- Published on Thursday, 30 January 2014 12:06
Norther Rail say that fare dodging between Glossop and Manchester Piccadilly is the worst in Derbyshire. The line is already notorious as the "skankiest" line going into Manchester, where the chance of lost property being found and returned is negligible. That Glossopians are reluctant to pay for train tickets for the journey to town will come as little surprise to many commuters. Norther Rail's full press statement is below.
Northern Rail has launched a campaign to crack down on fare dodgers across Derbyshire. In an attempt to reduce the number of people receiving fines for not buying a ticket, Northern has launched two online videos and a series of station and train posters showing two scenarios where someone takes something for free.

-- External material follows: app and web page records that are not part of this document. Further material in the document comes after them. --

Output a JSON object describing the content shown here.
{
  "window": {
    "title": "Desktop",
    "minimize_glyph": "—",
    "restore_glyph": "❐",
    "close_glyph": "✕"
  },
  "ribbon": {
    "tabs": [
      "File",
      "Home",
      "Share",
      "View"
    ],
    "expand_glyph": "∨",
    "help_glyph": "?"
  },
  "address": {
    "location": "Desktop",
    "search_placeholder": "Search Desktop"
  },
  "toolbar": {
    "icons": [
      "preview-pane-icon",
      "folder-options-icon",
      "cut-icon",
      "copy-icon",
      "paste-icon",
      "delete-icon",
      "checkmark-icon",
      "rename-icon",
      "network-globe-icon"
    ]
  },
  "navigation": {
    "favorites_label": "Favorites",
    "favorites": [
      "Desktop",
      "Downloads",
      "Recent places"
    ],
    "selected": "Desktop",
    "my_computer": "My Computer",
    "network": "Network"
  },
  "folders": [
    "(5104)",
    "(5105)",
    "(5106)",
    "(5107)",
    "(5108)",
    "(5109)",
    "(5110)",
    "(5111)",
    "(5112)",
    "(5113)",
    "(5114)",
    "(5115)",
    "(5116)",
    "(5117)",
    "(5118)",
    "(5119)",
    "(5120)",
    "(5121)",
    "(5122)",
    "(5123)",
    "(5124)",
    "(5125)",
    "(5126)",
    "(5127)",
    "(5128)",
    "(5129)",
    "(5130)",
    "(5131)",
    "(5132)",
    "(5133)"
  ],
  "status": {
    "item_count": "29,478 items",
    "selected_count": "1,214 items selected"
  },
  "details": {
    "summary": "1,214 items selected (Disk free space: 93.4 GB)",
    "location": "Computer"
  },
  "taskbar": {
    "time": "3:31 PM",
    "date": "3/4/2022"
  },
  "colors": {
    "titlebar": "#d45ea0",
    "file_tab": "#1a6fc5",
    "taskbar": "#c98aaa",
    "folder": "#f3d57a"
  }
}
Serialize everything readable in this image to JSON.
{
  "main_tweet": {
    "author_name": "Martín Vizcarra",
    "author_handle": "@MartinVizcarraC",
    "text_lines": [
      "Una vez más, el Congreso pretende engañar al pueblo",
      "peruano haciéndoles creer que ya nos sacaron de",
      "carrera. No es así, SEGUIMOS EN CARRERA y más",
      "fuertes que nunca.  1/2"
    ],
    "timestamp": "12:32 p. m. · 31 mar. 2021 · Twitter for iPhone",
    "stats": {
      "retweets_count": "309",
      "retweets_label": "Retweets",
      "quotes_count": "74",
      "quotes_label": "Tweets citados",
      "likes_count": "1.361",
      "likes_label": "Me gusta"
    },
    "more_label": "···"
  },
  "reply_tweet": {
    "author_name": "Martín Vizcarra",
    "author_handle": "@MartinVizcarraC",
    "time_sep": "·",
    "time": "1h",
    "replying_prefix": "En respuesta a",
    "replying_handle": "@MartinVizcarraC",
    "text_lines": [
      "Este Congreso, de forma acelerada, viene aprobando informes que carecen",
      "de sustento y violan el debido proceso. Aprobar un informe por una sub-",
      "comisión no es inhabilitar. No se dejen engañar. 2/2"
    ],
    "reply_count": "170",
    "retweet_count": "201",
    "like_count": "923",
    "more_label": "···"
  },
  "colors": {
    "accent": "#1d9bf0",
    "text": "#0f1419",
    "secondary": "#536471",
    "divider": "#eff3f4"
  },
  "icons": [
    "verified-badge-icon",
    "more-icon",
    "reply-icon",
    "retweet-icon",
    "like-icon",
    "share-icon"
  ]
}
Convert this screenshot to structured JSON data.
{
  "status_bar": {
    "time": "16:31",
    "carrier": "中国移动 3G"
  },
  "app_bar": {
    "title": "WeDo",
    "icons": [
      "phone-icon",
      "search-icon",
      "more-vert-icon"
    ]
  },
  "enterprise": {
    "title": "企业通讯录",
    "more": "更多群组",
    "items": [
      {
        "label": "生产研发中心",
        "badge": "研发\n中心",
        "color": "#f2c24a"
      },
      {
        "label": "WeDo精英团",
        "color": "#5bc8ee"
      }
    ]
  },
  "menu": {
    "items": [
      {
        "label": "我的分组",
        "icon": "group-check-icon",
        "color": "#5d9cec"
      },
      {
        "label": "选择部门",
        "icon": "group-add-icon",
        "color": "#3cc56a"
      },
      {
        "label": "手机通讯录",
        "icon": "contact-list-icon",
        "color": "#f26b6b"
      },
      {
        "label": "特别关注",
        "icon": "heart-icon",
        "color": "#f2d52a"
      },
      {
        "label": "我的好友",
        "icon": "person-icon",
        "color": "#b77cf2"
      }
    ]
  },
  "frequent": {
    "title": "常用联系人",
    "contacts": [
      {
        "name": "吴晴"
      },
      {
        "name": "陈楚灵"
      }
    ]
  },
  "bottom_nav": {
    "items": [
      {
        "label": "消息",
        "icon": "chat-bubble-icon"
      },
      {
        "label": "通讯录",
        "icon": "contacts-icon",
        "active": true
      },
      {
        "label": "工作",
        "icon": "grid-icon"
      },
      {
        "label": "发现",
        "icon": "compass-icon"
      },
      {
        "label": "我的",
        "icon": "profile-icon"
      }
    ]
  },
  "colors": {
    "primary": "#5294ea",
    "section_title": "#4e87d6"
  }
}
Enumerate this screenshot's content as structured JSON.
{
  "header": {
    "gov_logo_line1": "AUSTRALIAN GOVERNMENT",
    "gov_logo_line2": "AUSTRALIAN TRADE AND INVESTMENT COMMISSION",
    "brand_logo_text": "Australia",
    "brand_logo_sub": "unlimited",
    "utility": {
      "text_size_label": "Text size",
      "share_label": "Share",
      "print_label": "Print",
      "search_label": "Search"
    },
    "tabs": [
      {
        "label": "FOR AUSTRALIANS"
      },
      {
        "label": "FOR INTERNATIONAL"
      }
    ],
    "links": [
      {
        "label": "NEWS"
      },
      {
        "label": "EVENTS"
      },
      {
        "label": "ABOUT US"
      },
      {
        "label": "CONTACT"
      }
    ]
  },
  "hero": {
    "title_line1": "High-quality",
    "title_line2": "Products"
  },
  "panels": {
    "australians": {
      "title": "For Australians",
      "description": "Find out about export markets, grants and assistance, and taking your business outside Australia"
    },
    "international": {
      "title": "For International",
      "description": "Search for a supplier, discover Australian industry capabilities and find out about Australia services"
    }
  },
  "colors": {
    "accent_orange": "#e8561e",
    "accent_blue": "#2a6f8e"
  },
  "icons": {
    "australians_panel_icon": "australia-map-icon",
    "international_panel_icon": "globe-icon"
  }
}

Northern has revealed that in Derbyshire, the most common journey where people are caught travelling without a ticket was from Glossop to Manchester Piccadilly.
Alex Hynes, Managing Director of Northern, explains: “We know from talking to our customers they have a real problem when they see others not paying for their journey. We don’t want to see passengers get into trouble and want to make sure they understand the implications of taking a free ride. The videos show two situations that we know people wouldn’t do, and show that not paying for a train ticket is the same, so why do it?
“We hear all sorts of excuses from passengers as to why they don’t have a ticket – they don’t have any money or a conductor did not come down the train and sell them one. It’s the passenger’s responsibility to buy a ticket, so they must seek out the conductor to get one or if that is not possible, then buy a ticket at their destination station.”
Across Derbyshire, there were 567 occasions where passengers were caught travelling on Northern services without a valid ticket last year. 174 of those journeys started at Glossop, 83 from New Mills Central and 63 from Dinting, all of which have staffed ticket offices (New Mills and Dinting during morning peak hours) where customers can buy a ticket before they board the train.
Alex continues: “We know that some of our smaller stations have limited opportunities to buy tickets, and we are investing in new ticket buying facilities and currently carrying out independent surveys across the network to gain information on how our customers want to purchase tickets. This will allow us to continue to give our customers easy and varied opportunities to pay for their journey. However, the highest number of journeys made without paying for them started at stations with open ticket offices and Ticket Vending Machines.”
Fare evasion continues to be a huge issue for the rail industry, costing £240million per year.
The videos can be seen at northernrail.org/getaticket